Even with the major media outlets gleefully listing off the reasons to be less than enthusiastic about a new episode of “Heroes,” it’s hard not to excited about any show which offers up an episode with a cast that features Robert Forster, Malcolm McDowell, and Eric Roberts.

Fortunately, the series did not disappoint.

Oh, sure, when one looks back at this episode in the grand scheme of the season, it will be one that can be easily skipped, since all it really does is fill in a few blanks that didn’t really need to be filled in. But this was an episode for the longtime fans, those folks who have watched the evolution of the characters over the course of the show’s run and have had various little plot details gnawing at them.

Given my past praise of Robert Forster, it will come as no surprise that I thoroughly enjoyed seeing him get the opportunity to dive into the role of Papa Petrelli during all of the key moments from the past that we’d heard about but never seen.
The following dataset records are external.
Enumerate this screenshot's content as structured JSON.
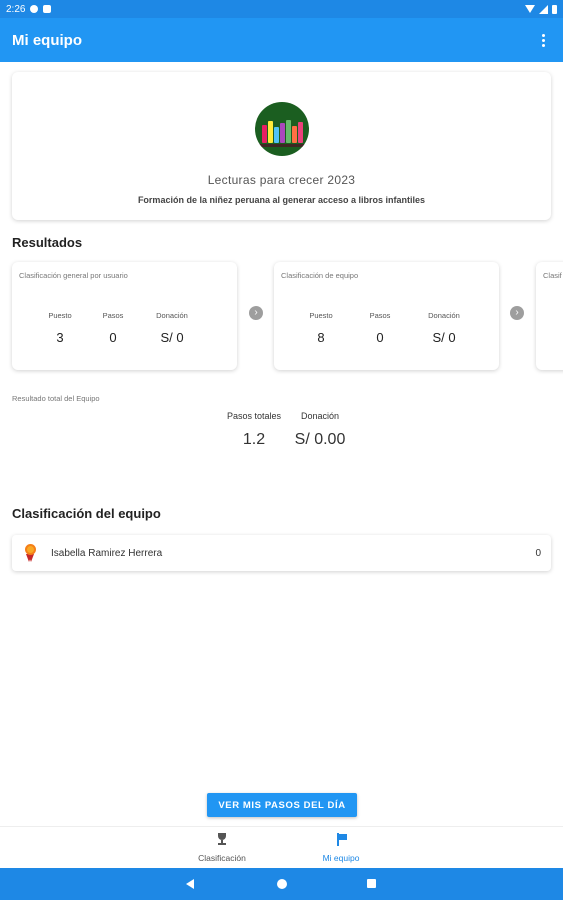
{
  "status_bar": {
    "time": "2:26"
  },
  "app_bar": {
    "title": "Mi equipo",
    "menu_icon": "more-vert-icon"
  },
  "campaign": {
    "title": "Lecturas para crecer 2023",
    "subtitle": "Formación de la niñez peruana al generar acceso a libros infantiles",
    "logo_icon": "bookshelf-logo"
  },
  "results": {
    "section_title": "Resultados",
    "cards": [
      {
        "label": "Clasificación general por usuario",
        "stats": [
          {
            "label": "Puesto",
            "value": "3"
          },
          {
            "label": "Pasos",
            "value": "0"
          },
          {
            "label": "Donación",
            "value": "S/ 0"
          }
        ]
      },
      {
        "label": "Clasificación de equipo",
        "stats": [
          {
            "label": "Puesto",
            "value": "8"
          },
          {
            "label": "Pasos",
            "value": "0"
          },
          {
            "label": "Donación",
            "value": "S/ 0"
          }
        ]
      },
      {
        "label": "Clasif"
      }
    ],
    "arrow_icon": "chevron-right-icon"
  },
  "team_total": {
    "label": "Resultado total del Equipo",
    "steps_label": "Pasos totales",
    "steps_value": "1.2",
    "donation_label": "Donación",
    "donation_value": "S/ 0.00"
  },
  "team_ranking": {
    "section_title": "Clasificación del equipo",
    "members": [
      {
        "name": "Isabella Ramirez Herrera",
        "steps": "0",
        "icon": "medal-icon"
      }
    ]
  },
  "cta": {
    "label": "VER MIS PASOS DEL DÍA"
  },
  "bottom_nav": {
    "items": [
      {
        "label": "Clasificación",
        "icon": "trophy-icon",
        "active": false
      },
      {
        "label": "Mi equipo",
        "icon": "flag-icon",
        "active": true
      }
    ],
    "active_color": "#1e88e5",
    "inactive_color": "#555555"
  },
  "colors": {
    "primary": "#2196f3",
    "status_bar": "#1e88e5"
  }
}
He’s clearly having fun playing the villain, as seen during his scenes with McDowell and his declaration that having his own son knocked off would be just another day at the office. Then again, it seemed like Cristine Rose was having a ball herself, particularly during the sequence where we got the skinny on how Papa Petrelli came to be paralyzed in the first place. (It’s not nice to fool Mama Petrelli…)

It was also a lot of fun to see Eric Roberts return to his role as Thompson, watching him smirk as he treated Meredith and Flint – hey, who knew they were siblings? – like his playthings, trying to train Meredith while keeping Flint under lock and key with assurances that he, too, would become a field agent one day. Roberts has been known to have a little too much fun with his roles, but he plays Thompson perfectly, with the moment when he gave Meredith the opportunity to reconnect with Claire a particular highlight of his performance.

There was, however, at least one real bummer to the episode, and that was the storyline where Sylar and Elle became best buds. It felt like someone said, “Hey, the good news is that we’ve got Kristen Bell for another week, but the bad news is that it’s for the week that we’re filming the flashback episode. Heads we shoehorn her into the Sylar story, tails she’s working with Thompson.” The Elle / HRG scenes were fun, but the show died a slow death every time it went back to Sylar and Elle. Maybe it’s because there was no suspense whatsoever, since we knew that every word that came out of Elle’s mouth was a lie and that Sylar was going to snap eventually.

There were some great one-liners scattered throughout the episode, such as Peter’s bemusement that his father couldn’t bring himself to describe his son as a nurse, or Meredith’s comment to Flint that “God didn’t give you a brain, he gave you an older sister.” As far as flashback episodes go, it certainly didn’t live up to the standards of Season 1’s “Company Man,” which delved into HRG’s back history, but it was nonetheless enjoyable to finally have Papa Petrelli’s role in the recent pasts of Nathan and Peter fleshed out. Those guys have an evil, evil father…and if you didn’t feel that way during the course of the flashbacks, then you sure as hell felt that way in the last two minutes of the proceedings.

Yikes.

  

Related Posts